That’s why life can be so frustrating sometimes knowing there is a better way, a better life to come in heaven, free of pain and suffering. (cartoon in weekly e-news) Any respite now is but a foretaste, and a temporary one at that. Creation groans, believers groan, and,


3.3 The Holy Spirit Groans (8:26-30)

Read 8:26-30. He groans because He identifies with us, indeed he intercedes on our behalf when we don't know what to pray for. So it doesn't matter when you don't know what to pray, or can't find the words. God knows your heart. The Holy Spirit does it for you. Read 8:28.  We love to quote this verse - to other people who have troubles. I wonder whether you've put it to the test yourself? Or rather been tested by it? How can death, accidents, personal failures "work for your good?" Lets see what the Lord is actually saying. Re-read 8:28.  “we know” = we have this confident assurance. It doesn't say "In all things God works for good", but "In all things God works for the good of those who love him." There's a difference. It means God is at work in all circumstances to bring out good for us who love Him.  That means every situation is redeemable, nothing can get in the way of God's purpose for us, to make us more and more like Jesus. God assures us that the difficulties in life are working for us and not against us. God disciplines and refines because this is his only way of making us more like Jesus.  Read 8:29-30. Here is the process by which God accomplishes his will: He Foreknew, He predestined, He called, He justified, He glorified. Salvation is God’s sovereign initiative from first to last – to make us like Jesus. That is his accomplished plan and therefore our assured destiny. Freedom from judgement. Freedom from defeat. Freedom from discouragement. The fourth freedom?


4. Freedom from Fear: No Separation (8:31-39)

Read 8:31-37.  The emphasis in this final section is on our security. Scott is going to unpack these verses in more detail next week – so this is just a taster. We do not need to be afraid of the past, of the present or the future because we are secure in the love of Christ. The Scriptures present 5 unshakable convictions to prove there can be no separation between the believer and the Lord because:


4.1 God is for us (8:31)
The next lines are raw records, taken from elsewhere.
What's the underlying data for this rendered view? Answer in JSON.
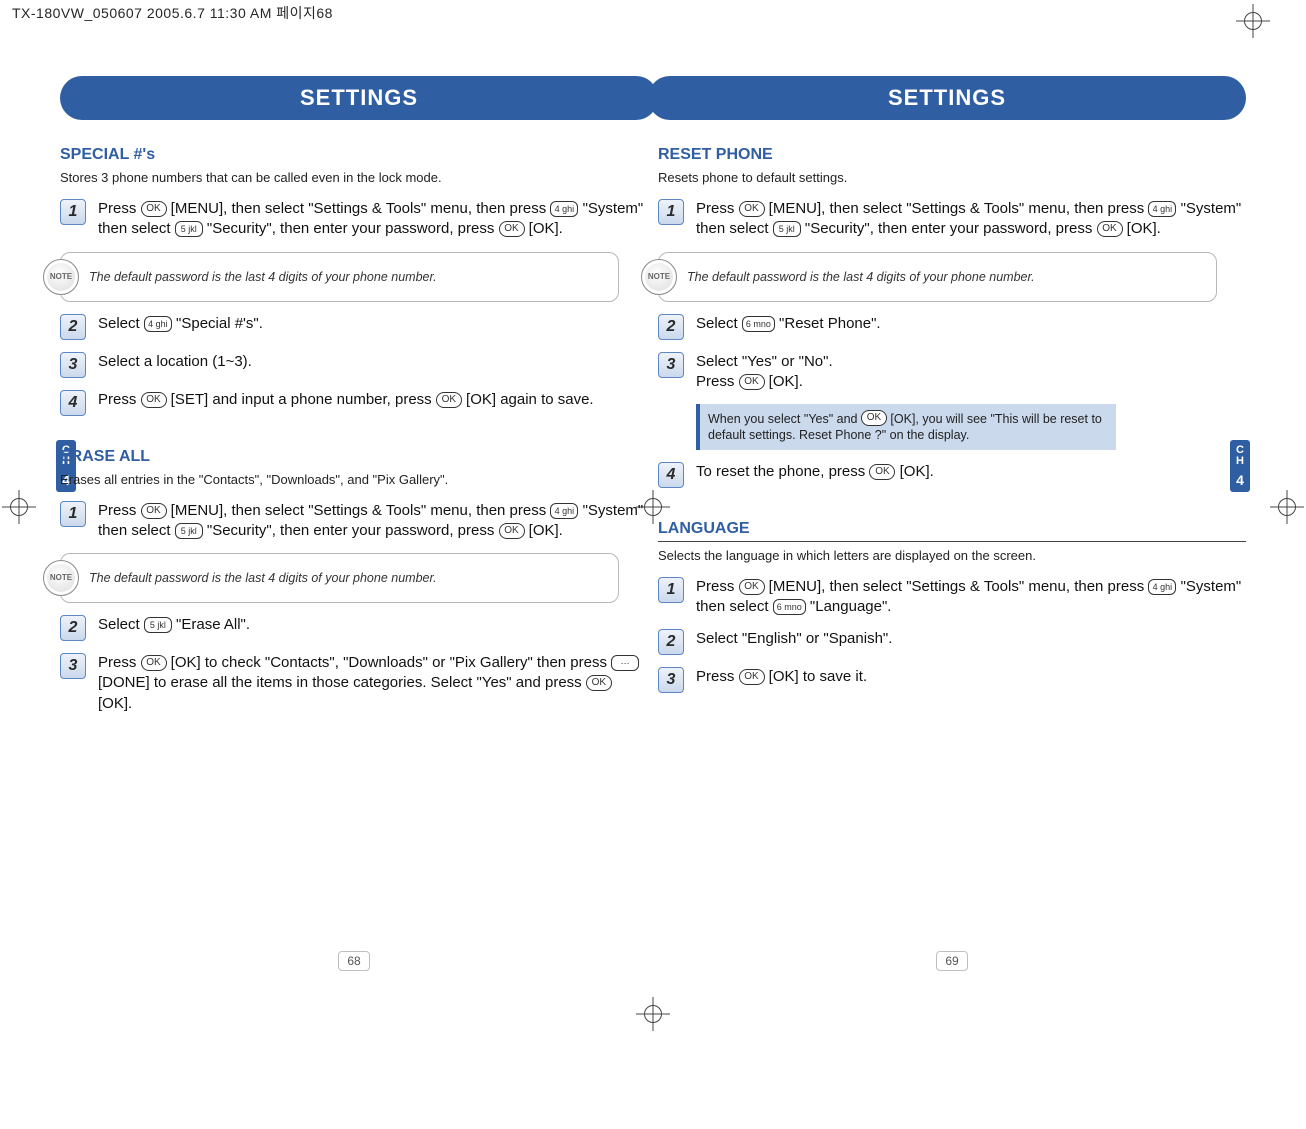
{
  "print_header": "TX-180VW_050607  2005.6.7 11:30 AM  페이지68",
  "banner_title": "SETTINGS",
  "chapter_tab": {
    "c": "C",
    "h": "H",
    "n": "4"
  },
  "left_page": {
    "page_number": "68",
    "sections": [
      {
        "title": "SPECIAL #'s",
        "subtitle": "Stores 3 phone numbers that can be called even in the lock mode.",
        "items": [
          {
            "type": "step",
            "num": "1",
            "html": "Press <span class='ok'>OK</span> [MENU], then select \"Settings & Tools\" menu, then press <span class='key4'>4 ghi</span> \"System\" then select <span class='key5'>5 jkl</span> \"Security\", then enter your password, press <span class='ok'>OK</span> [OK]."
          },
          {
            "type": "note",
            "text": "The default password is the last 4 digits of your phone number."
          },
          {
            "type": "step",
            "num": "2",
            "html": "Select <span class='key4'>4 ghi</span> \"Special #'s\"."
          },
          {
            "type": "step",
            "num": "3",
            "html": "Select a location (1~3)."
          },
          {
            "type": "step",
            "num": "4",
            "html": "Press <span class='ok'>OK</span> [SET] and input a phone number, press <span class='ok'>OK</span> [OK] again to save."
          }
        ]
      },
      {
        "title": "ERASE ALL",
        "subtitle": "Erases all entries in the \"Contacts\", \"Downloads\", and \"Pix Gallery\".",
        "items": [
          {
            "type": "step",
            "num": "1",
            "html": "Press <span class='ok'>OK</span> [MENU], then select \"Settings & Tools\" menu, then press <span class='key4'>4 ghi</span> \"System\" then select <span class='key5'>5 jkl</span> \"Security\", then enter your password, press <span class='ok'>OK</span> [OK]."
          },
          {
            "type": "note",
            "text": "The default password is the last 4 digits of your phone number."
          },
          {
            "type": "step",
            "num": "2",
            "html": "Select <span class='key5'>5 jkl</span> \"Erase All\"."
          },
          {
            "type": "step",
            "num": "3",
            "html": "Press <span class='ok'>OK</span> [OK] to check \"Contacts\", \"Downloads\" or \"Pix Gallery\" then press <span class='keydone'>⋯</span> [DONE] to erase all the items in those categories. Select \"Yes\" and press <span class='ok'>OK</span> [OK]."
          }
        ]
      }
    ]
  },
  "right_page": {
    "page_number": "69",
    "sections": [
      {
        "title": "RESET PHONE",
        "subtitle": "Resets phone to default settings.",
        "items": [
          {
            "type": "step",
            "num": "1",
            "html": "Press <span class='ok'>OK</span> [MENU], then select \"Settings & Tools\" menu, then press <span class='key4'>4 ghi</span> \"System\" then select <span class='key5'>5 jkl</span> \"Security\", then enter your password, press <span class='ok'>OK</span> [OK]."
          },
          {
            "type": "note",
            "text": "The default password is the last 4 digits of your phone number."
          },
          {
            "type": "step",
            "num": "2",
            "html": "Select <span class='key6'>6 mno</span> \"Reset Phone\"."
          },
          {
            "type": "step",
            "num": "3",
            "html": "Select \"Yes\" or \"No\".<br>Press <span class='ok'>OK</span> [OK]."
          },
          {
            "type": "info",
            "html": "When you select \"Yes\" and <span class='ok'>OK</span> [OK], you will see \"This will be reset to default settings. Reset Phone ?\" on the display."
          },
          {
            "type": "step",
            "num": "4",
            "html": "To reset the phone, press <span class='ok'>OK</span> [OK]."
          }
        ]
      },
      {
        "title": "LANGUAGE",
        "title_major": true,
        "subtitle": "Selects the language in which letters are displayed on the screen.",
        "items": [
          {
            "type": "step",
            "num": "1",
            "html": "Press <span class='ok'>OK</span> [MENU], then select \"Settings & Tools\" menu, then press <span class='key4'>4 ghi</span> \"System\" then select <span class='key6'>6 mno</span> \"Language\"."
          },
          {
            "type": "step",
            "num": "2",
            "html": "Select \"English\" or \"Spanish\"."
          },
          {
            "type": "step",
            "num": "3",
            "html": "Press <span class='ok'>OK</span> [OK] to save it."
          }
        ]
      }
    ]
  }
}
4.2 Christ died for us (8:32)

4.3 God has justified us (8:33)

4.4 Christ intercedes for us (8:34)

4.5 Christ still loves us (8:35-39)


God cannot, God will not fail us.  Sometimes he will chasten us, sometimes he will discipline us. But nothing can separate us from Him.  Read 8:37-39. No condemnation; no obligation; no frustration; no separation. This is the declaration of our throne rights as children of God. Lets us claim them, trust in them, and live them to the glory of God. Lets pray.


“Do I, as a Christian, understand myself?  Do I know my own real identity? My own real destiny?  I am a child of God.  God is my Father; heaven is my home; every day is one day nearer.  My Saviour is my brother; every Christian is my brother too.  Say it over and over to yourself first thing in the morning, last thing at night, as you wait for the bus, any time when your mind is free, and ask that you may be enabled to live as one who knows it is all utterly and completely true.  For this is the Christian's secret of  - a happy life? - yes, certainly, but we have something both higher and profounder to say.  This is the Christian's secret of a Christian life, and a God-honouring life and these are the aspects of the situation that really matter.  May this secret become fully yours, and fully mine.”[2]


[2] James Packer, Knowing God (Hodder), p. 260.